EXERCISE INPUTS>
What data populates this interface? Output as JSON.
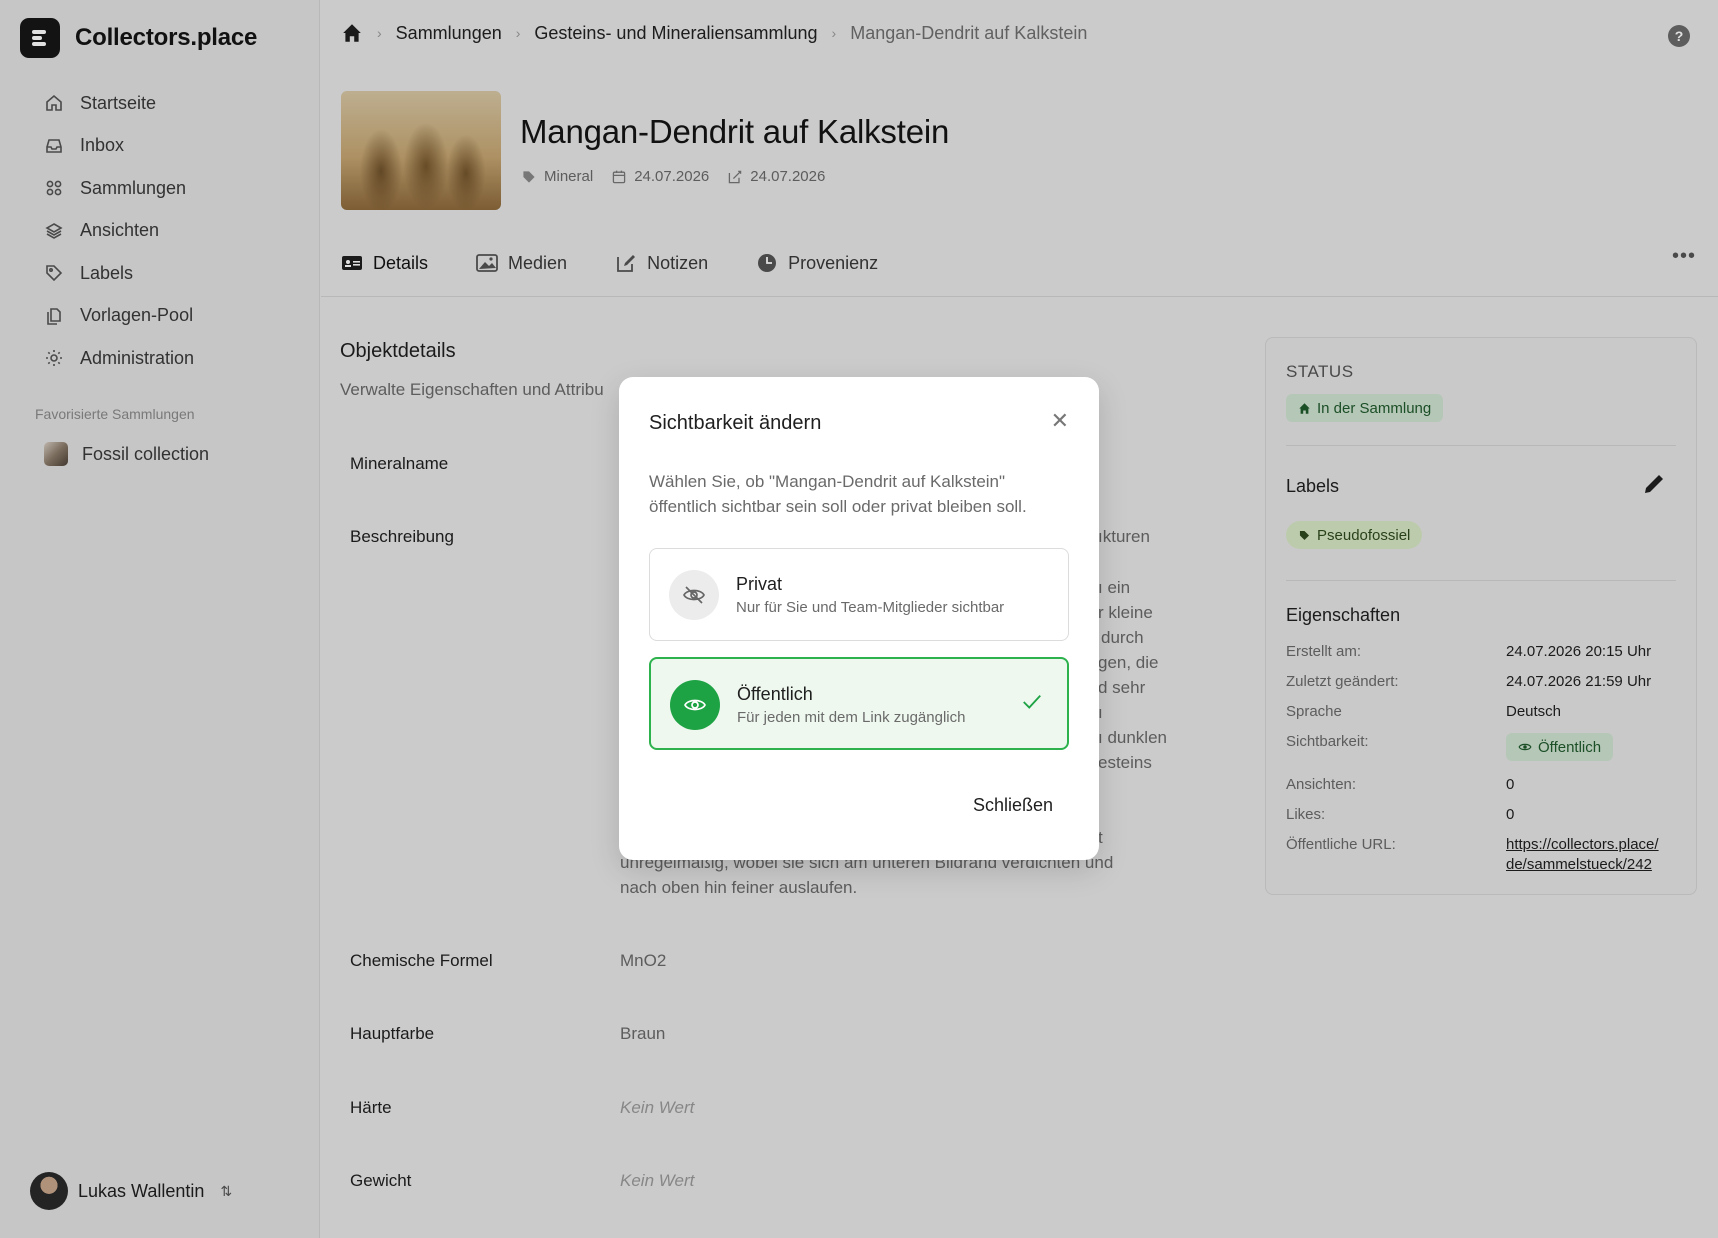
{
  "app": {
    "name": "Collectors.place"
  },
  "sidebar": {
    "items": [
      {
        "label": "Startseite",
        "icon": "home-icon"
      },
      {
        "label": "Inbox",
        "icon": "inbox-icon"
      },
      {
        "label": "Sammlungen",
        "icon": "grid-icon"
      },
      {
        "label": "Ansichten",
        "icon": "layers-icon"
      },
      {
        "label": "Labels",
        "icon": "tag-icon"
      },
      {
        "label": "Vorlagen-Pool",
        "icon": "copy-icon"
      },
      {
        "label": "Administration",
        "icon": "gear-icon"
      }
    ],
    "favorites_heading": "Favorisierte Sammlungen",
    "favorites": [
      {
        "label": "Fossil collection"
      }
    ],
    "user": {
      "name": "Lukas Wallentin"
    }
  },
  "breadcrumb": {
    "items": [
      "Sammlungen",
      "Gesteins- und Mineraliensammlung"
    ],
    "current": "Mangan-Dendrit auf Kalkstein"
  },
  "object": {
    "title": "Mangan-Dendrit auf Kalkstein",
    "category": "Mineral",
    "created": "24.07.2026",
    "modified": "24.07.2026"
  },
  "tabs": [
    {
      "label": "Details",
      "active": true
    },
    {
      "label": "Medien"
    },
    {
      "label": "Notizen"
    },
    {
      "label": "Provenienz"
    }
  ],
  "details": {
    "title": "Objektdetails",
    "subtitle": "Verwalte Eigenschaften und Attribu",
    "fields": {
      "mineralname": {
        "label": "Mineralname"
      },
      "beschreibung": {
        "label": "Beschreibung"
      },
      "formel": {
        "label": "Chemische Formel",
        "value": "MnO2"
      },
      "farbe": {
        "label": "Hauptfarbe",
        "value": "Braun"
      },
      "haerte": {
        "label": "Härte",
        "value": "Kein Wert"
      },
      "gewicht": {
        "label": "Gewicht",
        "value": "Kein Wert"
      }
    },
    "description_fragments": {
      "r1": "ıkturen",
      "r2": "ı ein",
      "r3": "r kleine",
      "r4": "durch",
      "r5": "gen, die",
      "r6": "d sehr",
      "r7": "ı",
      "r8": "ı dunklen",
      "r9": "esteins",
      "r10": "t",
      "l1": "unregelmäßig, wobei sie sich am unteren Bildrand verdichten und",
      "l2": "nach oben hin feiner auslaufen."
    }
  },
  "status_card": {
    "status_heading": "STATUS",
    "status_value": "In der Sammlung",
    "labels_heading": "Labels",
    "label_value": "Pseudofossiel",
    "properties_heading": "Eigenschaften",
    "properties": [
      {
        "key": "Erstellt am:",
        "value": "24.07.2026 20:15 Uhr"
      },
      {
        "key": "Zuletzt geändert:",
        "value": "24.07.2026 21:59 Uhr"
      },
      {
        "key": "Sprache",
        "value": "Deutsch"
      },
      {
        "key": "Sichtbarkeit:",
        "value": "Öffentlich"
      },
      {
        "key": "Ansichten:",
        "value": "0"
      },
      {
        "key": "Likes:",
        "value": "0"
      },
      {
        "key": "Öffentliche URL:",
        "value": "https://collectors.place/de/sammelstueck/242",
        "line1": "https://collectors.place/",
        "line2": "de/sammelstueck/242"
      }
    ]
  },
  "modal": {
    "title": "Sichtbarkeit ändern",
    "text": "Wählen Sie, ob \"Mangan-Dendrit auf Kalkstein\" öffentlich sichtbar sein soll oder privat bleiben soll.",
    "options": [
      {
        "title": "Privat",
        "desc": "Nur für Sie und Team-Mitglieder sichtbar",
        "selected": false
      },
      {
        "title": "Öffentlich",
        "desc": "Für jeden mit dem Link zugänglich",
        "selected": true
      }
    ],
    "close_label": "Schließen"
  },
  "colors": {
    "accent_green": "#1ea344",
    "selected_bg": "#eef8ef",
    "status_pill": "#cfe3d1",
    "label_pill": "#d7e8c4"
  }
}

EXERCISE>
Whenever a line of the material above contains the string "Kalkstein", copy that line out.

YOUR RESPONSE>
    "current": "Mangan-Dendrit auf Kalkstein"
    "title": "Mangan-Dendrit auf Kalkstein",
    "text": "Wählen Sie, ob \"Mangan-Dendrit auf Kalkstein\" öffentlich sichtbar sein soll oder privat bleiben soll.",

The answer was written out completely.